> **WORK ITEM**: I need the records below retyped exactly.

─── RECORD SET

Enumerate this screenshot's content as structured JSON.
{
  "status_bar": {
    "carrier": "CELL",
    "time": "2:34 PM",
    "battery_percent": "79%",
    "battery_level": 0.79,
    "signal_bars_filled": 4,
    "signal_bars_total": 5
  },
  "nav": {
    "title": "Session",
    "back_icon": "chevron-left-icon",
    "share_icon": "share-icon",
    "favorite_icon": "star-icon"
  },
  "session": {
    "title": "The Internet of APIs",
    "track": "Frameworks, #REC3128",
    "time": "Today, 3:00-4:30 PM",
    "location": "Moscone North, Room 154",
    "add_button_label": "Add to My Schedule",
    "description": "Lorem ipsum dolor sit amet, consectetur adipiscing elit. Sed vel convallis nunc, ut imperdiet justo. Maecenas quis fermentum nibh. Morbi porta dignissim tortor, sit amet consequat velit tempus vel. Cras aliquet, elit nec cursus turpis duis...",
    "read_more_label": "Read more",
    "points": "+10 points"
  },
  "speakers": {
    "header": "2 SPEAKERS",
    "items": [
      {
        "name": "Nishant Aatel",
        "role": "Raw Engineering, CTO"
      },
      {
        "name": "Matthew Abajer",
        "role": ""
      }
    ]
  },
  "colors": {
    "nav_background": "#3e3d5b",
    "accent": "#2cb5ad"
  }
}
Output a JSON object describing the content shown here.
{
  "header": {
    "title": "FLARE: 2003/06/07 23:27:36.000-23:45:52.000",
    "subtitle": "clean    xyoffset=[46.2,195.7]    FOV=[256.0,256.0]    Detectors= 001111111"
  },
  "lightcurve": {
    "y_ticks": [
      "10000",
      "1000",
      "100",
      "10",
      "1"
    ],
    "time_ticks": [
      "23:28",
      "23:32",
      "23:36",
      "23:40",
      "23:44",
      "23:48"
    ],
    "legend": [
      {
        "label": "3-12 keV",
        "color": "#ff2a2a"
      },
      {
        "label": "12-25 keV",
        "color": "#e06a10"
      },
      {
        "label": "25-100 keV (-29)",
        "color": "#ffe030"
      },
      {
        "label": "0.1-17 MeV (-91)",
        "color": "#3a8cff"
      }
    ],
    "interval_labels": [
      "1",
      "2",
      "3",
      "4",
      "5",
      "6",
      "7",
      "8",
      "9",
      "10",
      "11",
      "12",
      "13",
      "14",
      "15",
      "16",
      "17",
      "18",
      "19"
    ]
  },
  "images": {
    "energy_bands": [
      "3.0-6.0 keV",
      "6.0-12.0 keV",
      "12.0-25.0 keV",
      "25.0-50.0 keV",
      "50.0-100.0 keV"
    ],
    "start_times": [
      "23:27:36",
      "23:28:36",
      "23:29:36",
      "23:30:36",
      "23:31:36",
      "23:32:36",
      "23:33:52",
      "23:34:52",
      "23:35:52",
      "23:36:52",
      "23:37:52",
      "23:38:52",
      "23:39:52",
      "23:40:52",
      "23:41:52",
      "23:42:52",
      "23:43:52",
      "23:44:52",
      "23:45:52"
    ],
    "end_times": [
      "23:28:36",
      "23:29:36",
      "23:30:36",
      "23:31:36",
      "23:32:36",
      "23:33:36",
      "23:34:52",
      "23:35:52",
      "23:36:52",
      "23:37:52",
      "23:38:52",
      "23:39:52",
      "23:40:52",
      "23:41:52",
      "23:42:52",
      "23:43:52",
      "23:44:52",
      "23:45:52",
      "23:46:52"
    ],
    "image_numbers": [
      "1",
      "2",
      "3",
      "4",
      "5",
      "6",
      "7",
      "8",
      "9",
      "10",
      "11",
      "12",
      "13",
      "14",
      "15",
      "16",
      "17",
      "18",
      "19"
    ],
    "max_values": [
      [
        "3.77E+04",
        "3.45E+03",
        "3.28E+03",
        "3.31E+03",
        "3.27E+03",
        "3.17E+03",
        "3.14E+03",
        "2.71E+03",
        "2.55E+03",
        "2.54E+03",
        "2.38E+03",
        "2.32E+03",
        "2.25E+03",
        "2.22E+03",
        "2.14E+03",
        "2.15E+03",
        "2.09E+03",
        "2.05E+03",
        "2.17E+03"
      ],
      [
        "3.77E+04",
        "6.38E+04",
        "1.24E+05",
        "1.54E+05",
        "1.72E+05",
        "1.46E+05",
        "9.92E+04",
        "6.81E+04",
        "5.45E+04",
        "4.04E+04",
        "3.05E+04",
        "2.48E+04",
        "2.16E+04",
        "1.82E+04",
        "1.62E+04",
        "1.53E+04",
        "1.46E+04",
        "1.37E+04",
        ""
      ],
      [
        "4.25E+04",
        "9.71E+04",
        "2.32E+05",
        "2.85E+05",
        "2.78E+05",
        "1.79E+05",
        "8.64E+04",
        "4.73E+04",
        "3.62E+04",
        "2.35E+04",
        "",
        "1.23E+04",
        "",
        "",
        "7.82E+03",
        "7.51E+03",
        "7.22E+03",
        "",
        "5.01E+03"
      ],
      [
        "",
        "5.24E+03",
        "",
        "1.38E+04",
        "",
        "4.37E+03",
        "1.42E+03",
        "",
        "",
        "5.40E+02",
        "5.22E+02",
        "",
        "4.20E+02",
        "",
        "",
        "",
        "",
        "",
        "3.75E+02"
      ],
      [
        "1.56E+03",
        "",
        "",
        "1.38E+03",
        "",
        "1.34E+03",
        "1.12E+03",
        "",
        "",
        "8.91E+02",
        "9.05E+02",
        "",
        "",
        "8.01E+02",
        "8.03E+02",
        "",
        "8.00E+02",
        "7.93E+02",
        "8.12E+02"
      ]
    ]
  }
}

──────

> **REPLY TO THE EXERCISE**:
Enumerate this screenshot's content as structured JSON.
{
  "status_bar": {
    "carrier": "CELL",
    "time": "2:34 PM",
    "battery_percent": "79%",
    "battery_level": 0.79,
    "signal_bars_filled": 4,
    "signal_bars_total": 5
  },
  "nav": {
    "title": "Session",
    "back_icon": "chevron-left-icon",
    "share_icon": "share-icon",
    "favorite_icon": "star-icon"
  },
  "session": {
    "title": "The Internet of APIs",
    "track": "Frameworks, #REC3128",
    "time": "Today, 3:00-4:30 PM",
    "location": "Moscone North, Room 154",
    "add_button_label": "Add to My Schedule",
    "description": "Lorem ipsum dolor sit amet, consectetur adipiscing elit. Sed vel convallis nunc, ut imperdiet justo. Maecenas quis fermentum nibh. Morbi porta dignissim tortor, sit amet consequat velit tempus vel. Cras aliquet, elit nec cursus turpis duis...",
    "read_more_label": "Read more",
    "points": "+10 points"
  },
  "speakers": {
    "header": "2 SPEAKERS",
    "items": [
      {
        "name": "Nishant Aatel",
        "role": "Raw Engineering, CTO"
      },
      {
        "name": "Matthew Abajer",
        "role": ""
      }
    ]
  },
  "colors": {
    "nav_background": "#3e3d5b",
    "accent": "#2cb5ad"
  }
}
Output a JSON object describing the content shown here.
{
  "header": {
    "title": "FLARE: 2003/06/07 23:27:36.000-23:45:52.000",
    "subtitle": "clean    xyoffset=[46.2,195.7]    FOV=[256.0,256.0]    Detectors= 001111111"
  },
  "lightcurve": {
    "y_ticks": [
      "10000",
      "1000",
      "100",
      "10",
      "1"
    ],
    "time_ticks": [
      "23:28",
      "23:32",
      "23:36",
      "23:40",
      "23:44",
      "23:48"
    ],
    "legend": [
      {
        "label": "3-12 keV",
        "color": "#ff2a2a"
      },
      {
        "label": "12-25 keV",
        "color": "#e06a10"
      },
      {
        "label": "25-100 keV (-29)",
        "color": "#ffe030"
      },
      {
        "label": "0.1-17 MeV (-91)",
        "color": "#3a8cff"
      }
    ],
    "interval_labels": [
      "1",
      "2",
      "3",
      "4",
      "5",
      "6",
      "7",
      "8",
      "9",
      "10",
      "11",
      "12",
      "13",
      "14",
      "15",
      "16",
      "17",
      "18",
      "19"
    ]
  },
  "images": {
    "energy_bands": [
      "3.0-6.0 keV",
      "6.0-12.0 keV",
      "12.0-25.0 keV",
      "25.0-50.0 keV",
      "50.0-100.0 keV"
    ],
    "start_times": [
      "23:27:36",
      "23:28:36",
      "23:29:36",
      "23:30:36",
      "23:31:36",
      "23:32:36",
      "23:33:52",
      "23:34:52",
      "23:35:52",
      "23:36:52",
      "23:37:52",
      "23:38:52",
      "23:39:52",
      "23:40:52",
      "23:41:52",
      "23:42:52",
      "23:43:52",
      "23:44:52",
      "23:45:52"
    ],
    "end_times": [
      "23:28:36",
      "23:29:36",
      "23:30:36",
      "23:31:36",
      "23:32:36",
      "23:33:36",
      "23:34:52",
      "23:35:52",
      "23:36:52",
      "23:37:52",
      "23:38:52",
      "23:39:52",
      "23:40:52",
      "23:41:52",
      "23:42:52",
      "23:43:52",
      "23:44:52",
      "23:45:52",
      "23:46:52"
    ],
    "image_numbers": [
      "1",
      "2",
      "3",
      "4",
      "5",
      "6",
      "7",
      "8",
      "9",
      "10",
      "11",
      "12",
      "13",
      "14",
      "15",
      "16",
      "17",
      "18",
      "19"
    ],
    "max_values": [
      [
        "3.77E+04",
        "3.45E+03",
        "3.28E+03",
        "3.31E+03",
        "3.27E+03",
        "3.17E+03",
        "3.14E+03",
        "2.71E+03",
        "2.55E+03",
        "2.54E+03",
        "2.38E+03",
        "2.32E+03",
        "2.25E+03",
        "2.22E+03",
        "2.14E+03",
        "2.15E+03",
        "2.09E+03",
        "2.05E+03",
        "2.17E+03"
      ],
      [
        "3.77E+04",
        "6.38E+04",
        "1.24E+05",
        "1.54E+05",
        "1.72E+05",
        "1.46E+05",
        "9.92E+04",
        "6.81E+04",
        "5.45E+04",
        "4.04E+04",
        "3.05E+04",
        "2.48E+04",
        "2.16E+04",
        "1.82E+04",
        "1.62E+04",
        "1.53E+04",
        "1.46E+04",
        "1.37E+04",
        ""
      ],
      [
        "4.25E+04",
        "9.71E+04",
        "2.32E+05",
        "2.85E+05",
        "2.78E+05",
        "1.79E+05",
        "8.64E+04",
        "4.73E+04",
        "3.62E+04",
        "2.35E+04",
        "",
        "1.23E+04",
        "",
        "",
        "7.82E+03",
        "7.51E+03",
        "7.22E+03",
        "",
        "5.01E+03"
      ],
      [
        "",
        "5.24E+03",
        "",
        "1.38E+04",
        "",
        "4.37E+03",
        "1.42E+03",
        "",
        "",
        "5.40E+02",
        "5.22E+02",
        "",
        "4.20E+02",
        "",
        "",
        "",
        "",
        "",
        "3.75E+02"
      ],
      [
        "1.56E+03",
        "",
        "",
        "1.38E+03",
        "",
        "1.34E+03",
        "1.12E+03",
        "",
        "",
        "8.91E+02",
        "9.05E+02",
        "",
        "",
        "8.01E+02",
        "8.03E+02",
        "",
        "8.00E+02",
        "7.93E+02",
        "8.12E+02"
      ]
    ]
  }
}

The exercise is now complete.